an excerpt from
Killing for Krishna
The Danger of Deranged Devotion

a book by
Henry Doktorski
Publication date: January 1, 2018.
© by Henry Doktorski

Sulochan on the altar
Sulochan dasa on the altar, perhaps at Detroit ISKCON (mid- or late-1970s)

Steven Becomes Sulochan
from Chapter 1: A Thorn in Bhaktipada’s Side

STEVEN LESLIE BRYANT (July 4, 1952-May 22, 1986) was the son of a United States Air Force officer and a German-born high school teacher (Jack W. and Helga L. Bryant). Although Steven was born in Laramie, a small town in southeastern Wyoming, he grew up in Royal Oak, Michigan, a suburb of Detroit about fifteen miles northwest from downtown. His hair was blond, his eyes were blue, he stood six feet tall and weighed about 170 lbs.

A newspaper reporter explained, “He [Steven Bryant] grew up in Royal Oak and graduated from Kimball High School. During his junior year of high school he attended a private military school in the South because there were ‘too many distractions in the way of cars here,’ said his mother, a retired high school teacher. He returned to Kimball for his senior year. Soon after leaving for college, Stephen became ‘infatuated’ with the Krishnas and quit school to join the community in Detroit, Jack Bryant said.” Sulochan’s father remembered, “He tried to convert us, but we would have none of that.”

At Detroit ISKCON, Steve met another novice: Bhakta Terry Ray Sheldon. The two often worked together, as Steve was a good carpenter and Terry a good mechanic. They became friends and shared a special camaraderie, as they both surrendered to Prabhupada around the same time. However after a few months, Terry left the city of Detroit for the rural ISKCON farm community in West Virginia; Steve remained at Detroit ISKCON. During July 1974, Steve accepted initiation from his spiritual master, the founder/acharya of ISKCON: His Divine Grace A. C. Bhaktivedanta Swami Prabhupada. At his initiation ceremony, Steve prophetically received the Sanskrit name: “Sulochan dasa” (in English: “Servant of Sulochan, the son of Dhritarashtra”). In the Mahabharata, Sulochan is mentioned as one of the one hundred sons of King Dhritarashtra and Queen Gandhari. The historical Sulochan battled against Krishna, Arjuna and the Pandavas, and was killed by Bhima during the battle of Kuruksetra some 5,000 years ago.

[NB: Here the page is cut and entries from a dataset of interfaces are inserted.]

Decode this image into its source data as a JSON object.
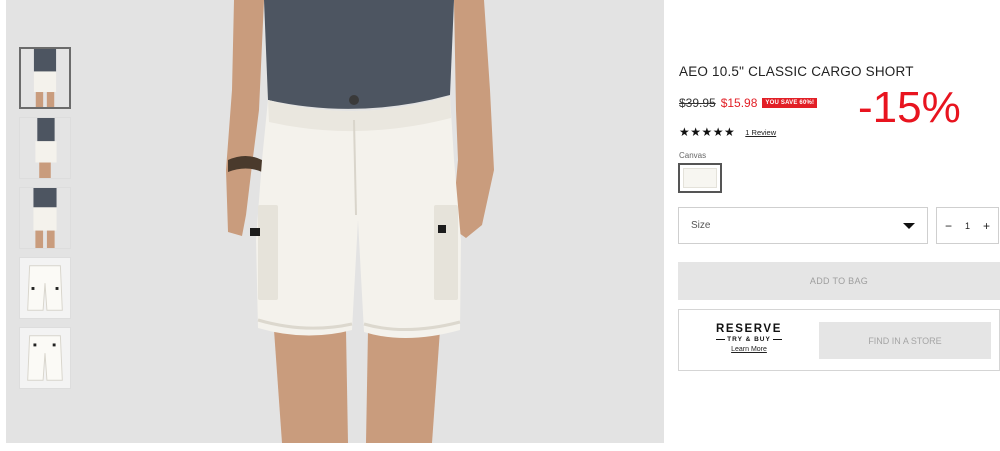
{
  "product": {
    "title": "AEO 10.5\" CLASSIC CARGO SHORT",
    "old_price": "$39.95",
    "new_price": "$15.98",
    "save_badge": "YOU SAVE 60%!",
    "discount_overlay": "-15%",
    "rating_stars": "★★★★★",
    "rating_value": 5,
    "review_link": "1 Review",
    "color_label": "Canvas",
    "colors": {
      "accent_red": "#e21f26",
      "swatch_canvas": "#f7f6f1"
    }
  },
  "size_select": {
    "label": "Size",
    "icon": "caret-down-icon"
  },
  "quantity": {
    "minus": "−",
    "value": "1",
    "plus": "+"
  },
  "add_to_bag_label": "ADD TO BAG",
  "reserve": {
    "logo_top": "RESERVE",
    "logo_bottom": "TRY & BUY",
    "learn_more": "Learn More",
    "find_store_label": "FIND IN A STORE"
  },
  "gallery": {
    "thumbnails": [
      "front-view",
      "side-view",
      "back-view",
      "flat-lay-front",
      "flat-lay-back"
    ],
    "active_thumbnail": 0
  }
}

Three months after Steven became Sulochan, Bhakta Terry became Tapahpunja at an October 1974 fire sacrifice at New Vrindaban. In Sanskrit, tapah refers to “austerities and penances,” and punja means “heaps” or “volumes of pious activities.” The name “Tapahpunja,” therefore, means “One who serves the Lord, Who performs heaps, or volumes of austerities and pious activities.” Who at the time would have imagined that a decade later the two devotees would become mortal enemies, just like the historical Sulochan and Bhima (Arjuna’s powerful warrior brother). Tapahpunja was a key member of the conspiracy to assassinate Sulochan, and boasted, "I engineered it [the murder]. It was completely Vedic. He [Sulochan] had offended Bhaktipada." Sulochan was “dispatched to his next body,” and Tapahpunja Swami later served five years in prison for his involvement in the murder conspiracy.

Back to: Killing for Krishna Homepage